**Source records**
==============================

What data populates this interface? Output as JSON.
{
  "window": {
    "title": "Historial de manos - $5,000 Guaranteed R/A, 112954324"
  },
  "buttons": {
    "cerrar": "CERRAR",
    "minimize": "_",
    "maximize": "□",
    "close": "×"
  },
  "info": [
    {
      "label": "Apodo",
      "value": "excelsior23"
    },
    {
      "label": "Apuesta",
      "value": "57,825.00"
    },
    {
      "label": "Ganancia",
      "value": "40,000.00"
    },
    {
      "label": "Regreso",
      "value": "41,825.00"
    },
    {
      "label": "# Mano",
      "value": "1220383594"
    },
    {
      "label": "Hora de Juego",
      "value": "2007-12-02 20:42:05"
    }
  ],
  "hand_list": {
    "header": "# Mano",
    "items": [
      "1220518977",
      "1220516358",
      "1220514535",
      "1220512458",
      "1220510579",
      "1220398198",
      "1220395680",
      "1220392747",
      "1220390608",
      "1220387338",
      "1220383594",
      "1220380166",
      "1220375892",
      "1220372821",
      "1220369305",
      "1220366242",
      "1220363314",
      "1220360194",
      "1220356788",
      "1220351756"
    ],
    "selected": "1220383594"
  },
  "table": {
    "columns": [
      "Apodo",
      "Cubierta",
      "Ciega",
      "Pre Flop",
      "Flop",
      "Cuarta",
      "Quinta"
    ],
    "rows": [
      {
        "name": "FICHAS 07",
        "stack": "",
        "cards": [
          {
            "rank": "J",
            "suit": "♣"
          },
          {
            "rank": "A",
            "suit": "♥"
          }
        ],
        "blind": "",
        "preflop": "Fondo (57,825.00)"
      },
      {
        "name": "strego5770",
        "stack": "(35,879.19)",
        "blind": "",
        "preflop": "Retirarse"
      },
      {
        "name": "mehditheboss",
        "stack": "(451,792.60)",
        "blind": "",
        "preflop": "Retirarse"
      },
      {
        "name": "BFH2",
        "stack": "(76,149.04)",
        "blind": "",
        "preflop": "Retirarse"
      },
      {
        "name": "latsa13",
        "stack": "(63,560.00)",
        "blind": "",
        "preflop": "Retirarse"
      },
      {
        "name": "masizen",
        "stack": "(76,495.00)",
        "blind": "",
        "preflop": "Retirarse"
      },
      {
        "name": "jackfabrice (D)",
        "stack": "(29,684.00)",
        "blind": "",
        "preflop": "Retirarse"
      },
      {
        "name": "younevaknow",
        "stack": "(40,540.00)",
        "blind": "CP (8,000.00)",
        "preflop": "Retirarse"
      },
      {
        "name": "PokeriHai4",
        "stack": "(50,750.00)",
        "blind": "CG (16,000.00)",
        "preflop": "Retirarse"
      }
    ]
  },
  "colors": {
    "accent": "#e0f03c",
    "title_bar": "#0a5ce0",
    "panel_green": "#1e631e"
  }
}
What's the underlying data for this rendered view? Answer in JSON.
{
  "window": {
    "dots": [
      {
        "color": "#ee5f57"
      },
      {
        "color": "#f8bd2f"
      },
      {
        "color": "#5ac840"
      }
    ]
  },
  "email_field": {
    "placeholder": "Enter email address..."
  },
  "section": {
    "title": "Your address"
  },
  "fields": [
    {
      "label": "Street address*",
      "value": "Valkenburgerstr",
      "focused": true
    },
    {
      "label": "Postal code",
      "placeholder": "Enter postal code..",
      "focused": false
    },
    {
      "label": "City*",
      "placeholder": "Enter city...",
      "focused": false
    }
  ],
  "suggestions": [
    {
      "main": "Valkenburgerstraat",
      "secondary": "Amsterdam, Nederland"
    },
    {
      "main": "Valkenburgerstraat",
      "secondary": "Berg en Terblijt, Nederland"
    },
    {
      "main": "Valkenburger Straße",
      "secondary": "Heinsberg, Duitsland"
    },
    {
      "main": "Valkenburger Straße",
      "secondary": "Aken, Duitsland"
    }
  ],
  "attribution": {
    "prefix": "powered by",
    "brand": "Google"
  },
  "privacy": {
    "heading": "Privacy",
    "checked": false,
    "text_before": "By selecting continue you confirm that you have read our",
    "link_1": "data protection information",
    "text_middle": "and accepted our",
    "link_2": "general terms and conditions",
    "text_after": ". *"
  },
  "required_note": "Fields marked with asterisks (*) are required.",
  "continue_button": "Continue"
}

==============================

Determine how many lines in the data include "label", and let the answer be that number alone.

**ANSWER SPACE**
9